Be sure to consider opportunities within the company — internal processes or capabilities — as well as customer and market facing possibilities. Don’t forget to consider your customer needs and marketing strategies along the way (social media, content creation, SEO). Innovation workshops or internal competitions can be useful in generating out-of-the-box ideas that may be worth considering.
Step 2: Size and Prioritize
Once you have your list of possible opportunities, sort them by the size of the potential impact to see where you might want to prioritize. Of course, high-quality impact isn’t the only driver here; you also need to look at how much effort each opportunity might take. Balancing effort and impact can help inform the priority list. Prioritization must also include assessing potential risks, but strategic use of artificial intelligence helps improve business processes and ultimately customer satisfaction.
Step 3: Solutioning and Capabilities
Here, you need to look at each opportunity through two different lenses.
- First, do you have the right people with the right capabilities to execute?
- If so, do they have the bandwidth, or will some current responsibilities need to be shifted? If not, can training on AI platforms help?
- Second, here is where you finally ask the technology question for the first time: do you have the tech you need to make this opportunity a reality?
- If not, do you have the ability to spec out the requirements and the necessary architecture, integrations, etc., or do you need to bring in a consultant to help?
It might be that at this stage, you want to focus on the low-hanging fruit — opportunities that you can quickly execute in-house with your current staff — before getting more ambitious.
Step 4: Detailed Planning and Approvals
It is short-sighted to think of this as a one-time exercise, or any particular project you choose to launch as a one-time initiative. AI is here to stay, and this is almost surely only the start for your business. If there are multiple opportunities that would draw on the same added infrastructure or staffing, it is okay to make those leaps.
This should be an ongoing process of building capability and transforming your organization. At the same time, of course, you need to create realistic and sensible plans when it comes to decision making for the budget, ROI, staffing, and external costs, and figure out the chain of command and who should sign off at each stage.
Step 5: Get Stuff Done
Agile methodologies are never more vital than in the case of constantly-changing technology, like what we’re seeing now with AI and machine learning algorithms. If you take too long in the planning process, the landscape may well have already changed by the time your project gets off the ground.

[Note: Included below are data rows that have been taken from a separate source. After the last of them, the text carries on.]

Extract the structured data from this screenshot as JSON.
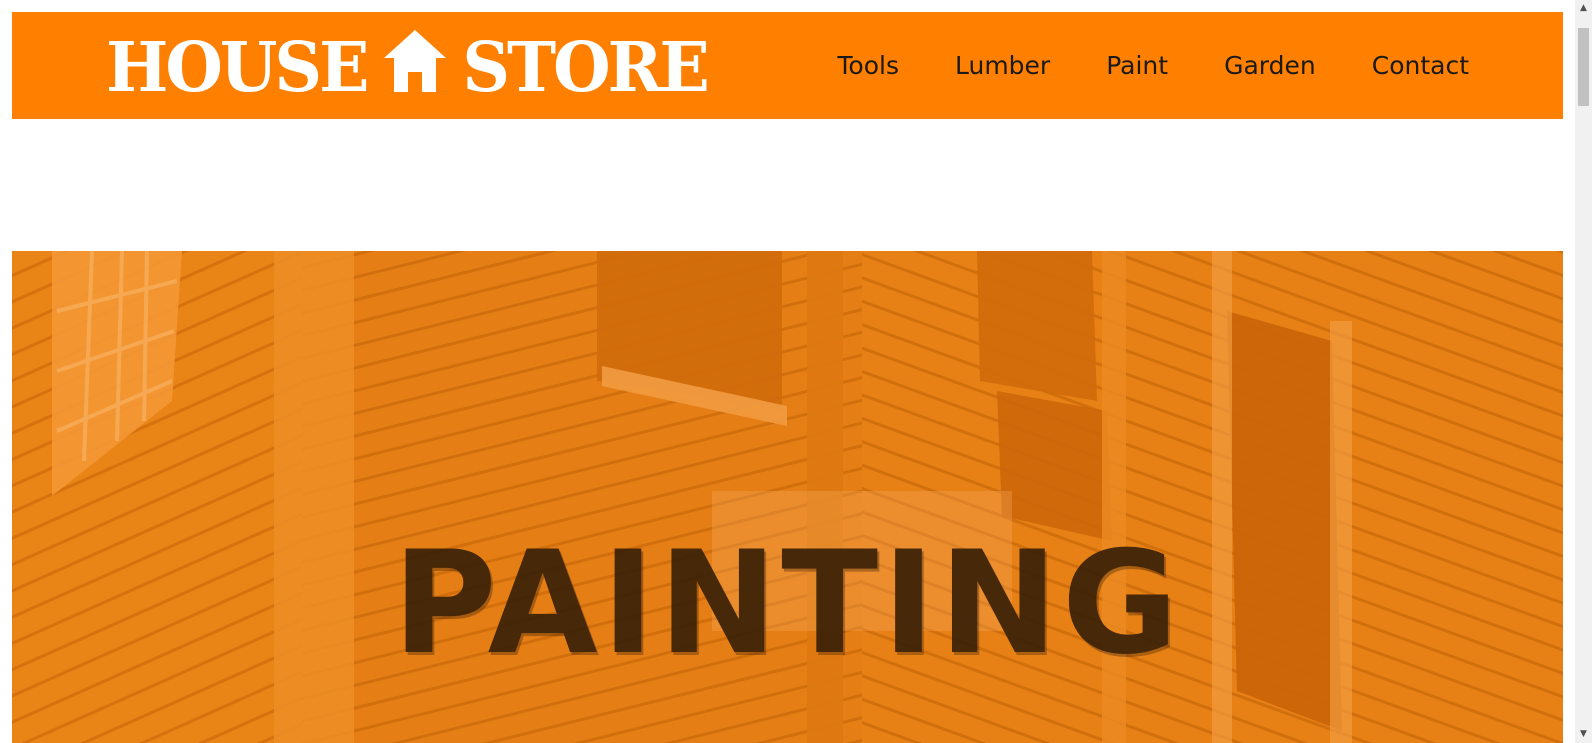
{
  "header": {
    "logo": {
      "word_left": "HOUSE",
      "word_right": "STORE",
      "icon": "house-icon"
    },
    "nav": [
      {
        "label": "Tools"
      },
      {
        "label": "Lumber"
      },
      {
        "label": "Paint"
      },
      {
        "label": "Garden"
      },
      {
        "label": "Contact"
      }
    ]
  },
  "hero": {
    "title": "PAINTING",
    "background": "orange-tinted photo of wooden house siding and windows"
  },
  "scrollbar": {
    "up_icon": "scroll-up-arrow-icon",
    "down_icon": "scroll-down-arrow-icon"
  },
  "colors": {
    "brand": "#ff7f00",
    "nav_text": "#1a1a1a",
    "hero_tint": "#e07a12",
    "hero_title": "#3a2108"
  }
}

Think about increments of 2-3 months, not 2-3 years, and figure out how to get something built, tested, and deployed quickly, even if it’s not perfect. There will always be opportunities to iterate, and if you don’t make it happen now, the competition may get there first. Set long-term goals, but be sure there are short-term deliverables and chances to adjust all along the way.
At dPrism, AI is not the first technological breakthrough we’ve helped companies navigate, and it won’t be the last. We’ve had extensive experience, both as operators and advisors, finding our way through wave after wave of disruptive technology. We can help you better understand AI and its potential for your business, lead you through the process, and create significant impact that will yield results quickly. If you want to learn more about AI, contact us or check out another recent post about data-centric AI here.